[[ Extracted data open ]]

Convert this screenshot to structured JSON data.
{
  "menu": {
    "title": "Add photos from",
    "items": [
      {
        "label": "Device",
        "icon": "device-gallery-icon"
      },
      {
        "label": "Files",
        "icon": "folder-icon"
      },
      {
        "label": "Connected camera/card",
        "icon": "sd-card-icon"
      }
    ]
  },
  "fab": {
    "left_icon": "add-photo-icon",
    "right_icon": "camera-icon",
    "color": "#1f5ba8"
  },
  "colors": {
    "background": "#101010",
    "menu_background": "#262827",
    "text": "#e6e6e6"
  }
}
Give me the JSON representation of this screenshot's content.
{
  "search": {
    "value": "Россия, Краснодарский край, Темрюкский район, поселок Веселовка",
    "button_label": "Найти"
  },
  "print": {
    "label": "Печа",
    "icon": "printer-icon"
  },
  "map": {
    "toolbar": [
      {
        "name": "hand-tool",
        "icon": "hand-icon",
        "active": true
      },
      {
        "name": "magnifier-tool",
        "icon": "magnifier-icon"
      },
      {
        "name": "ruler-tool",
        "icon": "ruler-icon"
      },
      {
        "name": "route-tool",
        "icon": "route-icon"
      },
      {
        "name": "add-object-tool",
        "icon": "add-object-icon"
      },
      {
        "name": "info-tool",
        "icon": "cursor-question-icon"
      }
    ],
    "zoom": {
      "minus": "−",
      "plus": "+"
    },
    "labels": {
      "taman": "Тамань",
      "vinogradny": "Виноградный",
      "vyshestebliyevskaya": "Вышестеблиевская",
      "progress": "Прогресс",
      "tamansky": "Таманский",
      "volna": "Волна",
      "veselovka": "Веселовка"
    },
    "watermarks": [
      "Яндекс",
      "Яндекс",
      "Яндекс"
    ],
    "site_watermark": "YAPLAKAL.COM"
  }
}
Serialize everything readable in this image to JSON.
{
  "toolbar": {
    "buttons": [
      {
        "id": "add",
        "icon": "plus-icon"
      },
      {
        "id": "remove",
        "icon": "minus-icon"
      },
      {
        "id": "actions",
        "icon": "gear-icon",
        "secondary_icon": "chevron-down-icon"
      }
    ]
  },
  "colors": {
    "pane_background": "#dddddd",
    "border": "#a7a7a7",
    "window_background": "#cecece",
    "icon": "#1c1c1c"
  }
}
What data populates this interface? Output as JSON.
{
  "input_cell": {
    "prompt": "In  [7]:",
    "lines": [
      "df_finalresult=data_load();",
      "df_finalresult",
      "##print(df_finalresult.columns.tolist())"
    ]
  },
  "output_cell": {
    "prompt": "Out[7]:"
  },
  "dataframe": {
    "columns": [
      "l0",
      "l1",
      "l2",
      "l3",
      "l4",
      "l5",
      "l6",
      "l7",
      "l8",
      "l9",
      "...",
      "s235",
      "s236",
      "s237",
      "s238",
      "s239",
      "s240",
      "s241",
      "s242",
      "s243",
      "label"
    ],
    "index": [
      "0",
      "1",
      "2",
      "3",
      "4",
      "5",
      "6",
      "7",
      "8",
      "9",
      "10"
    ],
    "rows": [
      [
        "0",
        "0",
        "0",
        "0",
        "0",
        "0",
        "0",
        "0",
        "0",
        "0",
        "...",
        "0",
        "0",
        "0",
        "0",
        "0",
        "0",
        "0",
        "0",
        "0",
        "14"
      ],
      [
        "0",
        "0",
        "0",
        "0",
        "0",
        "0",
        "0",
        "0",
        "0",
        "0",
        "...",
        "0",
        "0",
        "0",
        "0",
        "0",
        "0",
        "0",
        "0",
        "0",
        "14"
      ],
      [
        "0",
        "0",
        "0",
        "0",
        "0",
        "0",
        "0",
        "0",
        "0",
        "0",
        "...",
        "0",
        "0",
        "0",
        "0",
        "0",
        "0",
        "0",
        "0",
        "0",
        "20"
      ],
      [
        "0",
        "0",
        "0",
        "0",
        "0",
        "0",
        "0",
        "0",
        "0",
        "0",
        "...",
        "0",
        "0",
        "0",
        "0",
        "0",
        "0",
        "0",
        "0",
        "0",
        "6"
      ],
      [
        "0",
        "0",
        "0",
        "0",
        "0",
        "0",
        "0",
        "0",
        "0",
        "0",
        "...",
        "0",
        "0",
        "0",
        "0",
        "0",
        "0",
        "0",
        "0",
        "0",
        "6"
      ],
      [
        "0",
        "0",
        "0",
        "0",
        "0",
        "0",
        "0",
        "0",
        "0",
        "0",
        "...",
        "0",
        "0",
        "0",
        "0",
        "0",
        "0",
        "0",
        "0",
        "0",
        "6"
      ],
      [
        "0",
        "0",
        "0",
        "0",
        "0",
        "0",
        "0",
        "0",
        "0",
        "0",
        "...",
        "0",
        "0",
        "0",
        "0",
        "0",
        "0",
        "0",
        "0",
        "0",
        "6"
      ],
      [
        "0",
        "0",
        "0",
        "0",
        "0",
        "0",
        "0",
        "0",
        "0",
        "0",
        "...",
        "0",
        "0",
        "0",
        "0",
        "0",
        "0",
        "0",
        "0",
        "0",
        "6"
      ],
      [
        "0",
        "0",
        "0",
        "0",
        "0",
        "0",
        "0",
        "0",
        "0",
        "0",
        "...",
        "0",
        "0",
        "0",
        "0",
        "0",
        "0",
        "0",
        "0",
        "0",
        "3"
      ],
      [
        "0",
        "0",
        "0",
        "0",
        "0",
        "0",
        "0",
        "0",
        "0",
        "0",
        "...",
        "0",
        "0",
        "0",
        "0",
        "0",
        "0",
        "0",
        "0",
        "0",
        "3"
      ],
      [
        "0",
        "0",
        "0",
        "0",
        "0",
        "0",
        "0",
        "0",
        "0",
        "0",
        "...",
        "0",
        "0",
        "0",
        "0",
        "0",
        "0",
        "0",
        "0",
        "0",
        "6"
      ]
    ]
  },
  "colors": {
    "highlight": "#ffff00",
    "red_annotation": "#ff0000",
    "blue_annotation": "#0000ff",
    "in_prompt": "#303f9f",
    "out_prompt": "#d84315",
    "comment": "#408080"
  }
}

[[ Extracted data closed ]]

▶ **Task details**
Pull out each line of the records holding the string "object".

▶ **Output for this task**
        "name": "add-object-tool",
        "icon": "add-object-icon"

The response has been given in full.